The Trump administration has lifted the blanket Level 4 ‘do not travel’ ban in the US, first implemented on 19 March, instead returning to ‘country specific’ bans that take into account the threat to public safety posed by each country individually.
The decision was made by the US State Department, reportedly in consultation with the Centres for Disease Control and Prevention.
Much of Europe, Africa and Asia have been downgraded to a Level 3 restriction, which encourages Americans to “reconsider travel”, while New Zealand is now listed at a Level 2, for “exercise caution”.
Meanwhile, despite a huge decline in daily COVID-19 cases, China still sits at a Level 4 travel ban, due to “travel and quarantine restrictions”, according to the US State Department website.
“With health and safety conditions improving in some countries and potentially deteriorating in others, the department is returning to our previous system of country-specific levels of travel advice,” the State Department said in a statement accompanying the announcement.
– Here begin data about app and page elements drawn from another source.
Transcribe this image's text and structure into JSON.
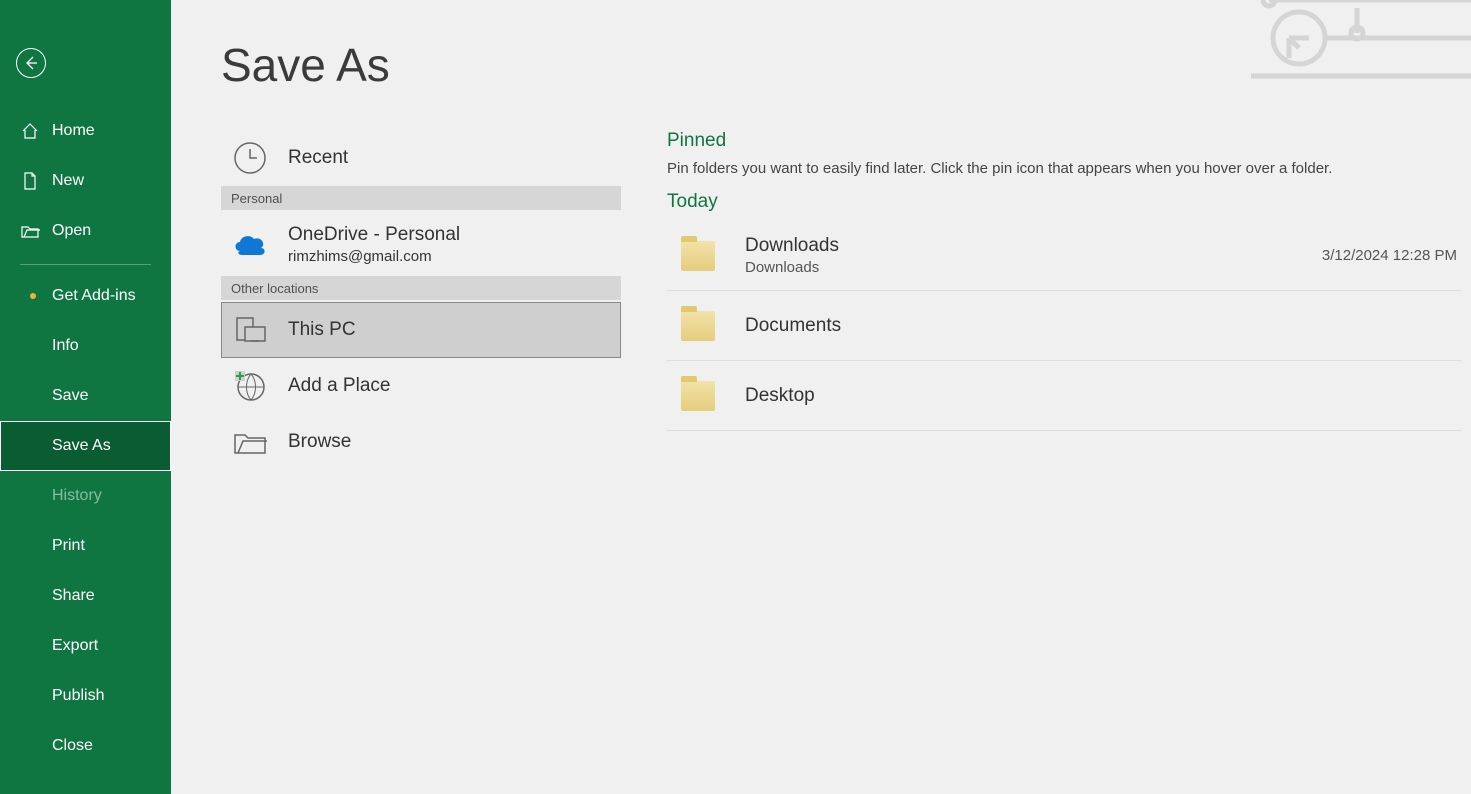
{
  "page": {
    "title": "Save As"
  },
  "sidebar": {
    "home": "Home",
    "new": "New",
    "open": "Open",
    "get_addins": "Get Add-ins",
    "info": "Info",
    "save": "Save",
    "save_as": "Save As",
    "history": "History",
    "print": "Print",
    "share": "Share",
    "export": "Export",
    "publish": "Publish",
    "close": "Close"
  },
  "places": {
    "recent": "Recent",
    "section_personal": "Personal",
    "onedrive": {
      "label": "OneDrive - Personal",
      "email": "rimzhims@gmail.com"
    },
    "section_other": "Other locations",
    "this_pc": "This PC",
    "add_place": "Add a Place",
    "browse": "Browse"
  },
  "folders": {
    "pinned_title": "Pinned",
    "pinned_hint": "Pin folders you want to easily find later. Click the pin icon that appears when you hover over a folder.",
    "today_title": "Today",
    "items": [
      {
        "name": "Downloads",
        "path": "Downloads",
        "date": "3/12/2024 12:28 PM"
      },
      {
        "name": "Documents",
        "path": "",
        "date": ""
      },
      {
        "name": "Desktop",
        "path": "",
        "date": ""
      }
    ]
  }
}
“We continue to recommend US citizens exercise caution when traveling abroad due to the unpredictable nature of the pandemic.”
Despite the removal of the blanket ban, Americans will still be limited in where they can go, due to the uncontrolled outbreak of COVID-19 in the US, and subsequent banning of US travellers entering into many countries, including all of the European Union.
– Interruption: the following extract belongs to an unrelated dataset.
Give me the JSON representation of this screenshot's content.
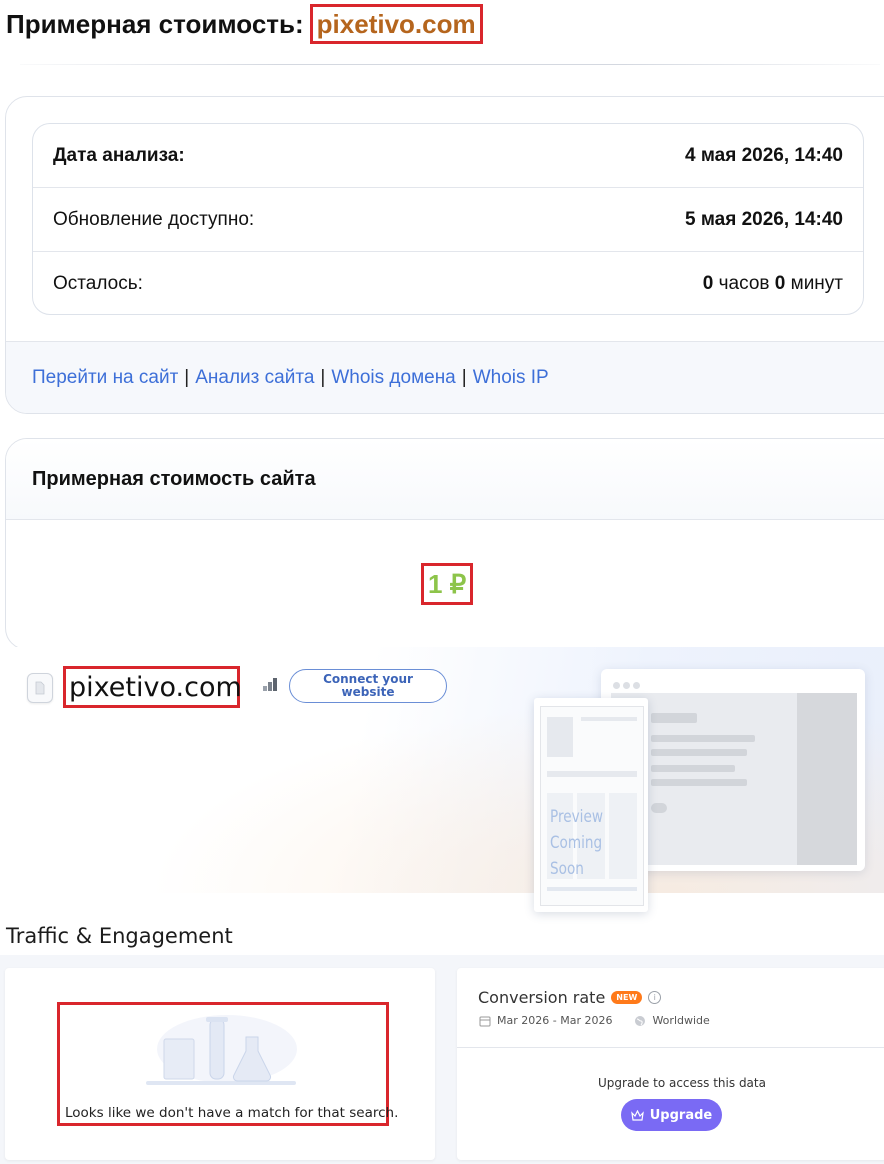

At close to 5 million cases, the US currently has the highest number of cases out of any country in the world, with Brazil coming in second at close to 3 million.
Further, the number of COVID-19 cases in the US continues to climb at around 65,000 new cases per day.
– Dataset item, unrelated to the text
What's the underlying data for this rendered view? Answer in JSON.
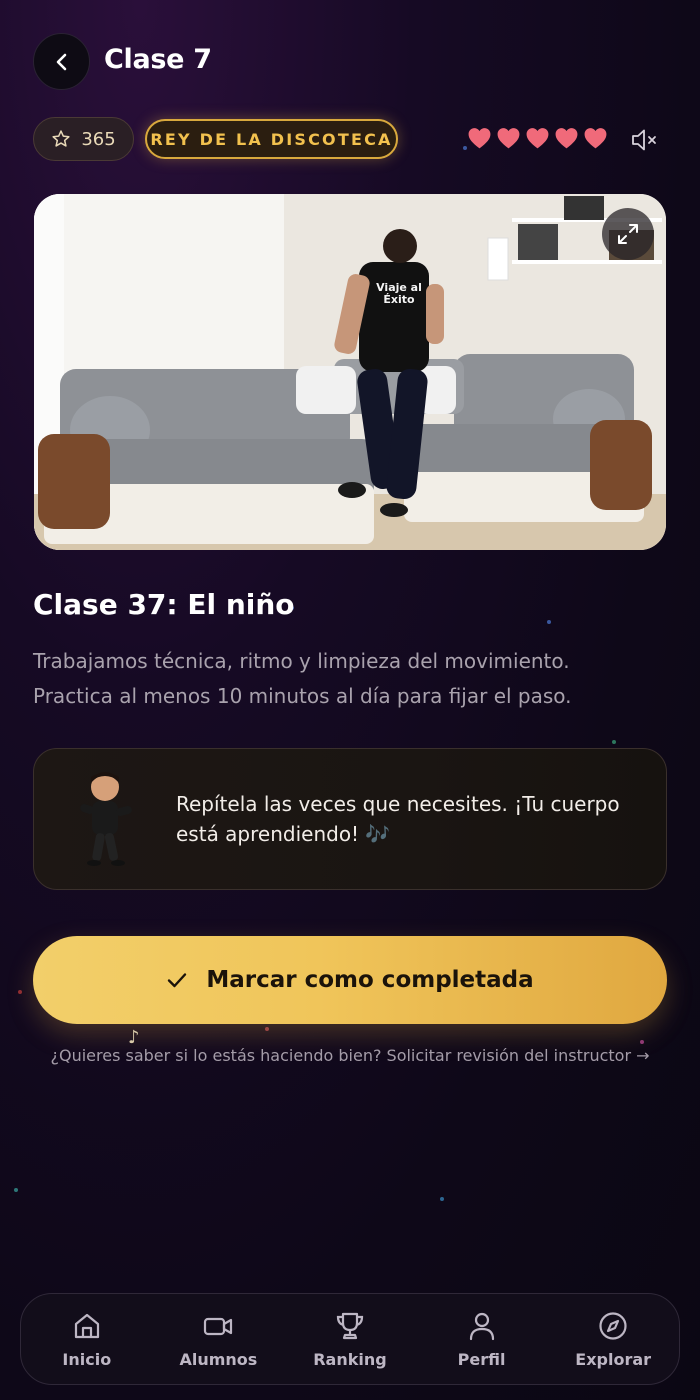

The move comes as the CDC revised its own COVID-19 travel advisory information, which has been based on how the virus is spreading in different countries, as well as how well public health care systems were handling the outbreak.
Several countries, including New Zealand, Fiji and Thailand, were placed in a low-risk group by the CDC, while others had no precautions attached, including Taiwan, Greenland and Laos.
Despite the changes, the CDC advised older adults and individuals with underlying medical conditions to speak with their doctor before planning a trip overseas.
The CDC continues to advise against all non-essential travel to more than 200 other international locations.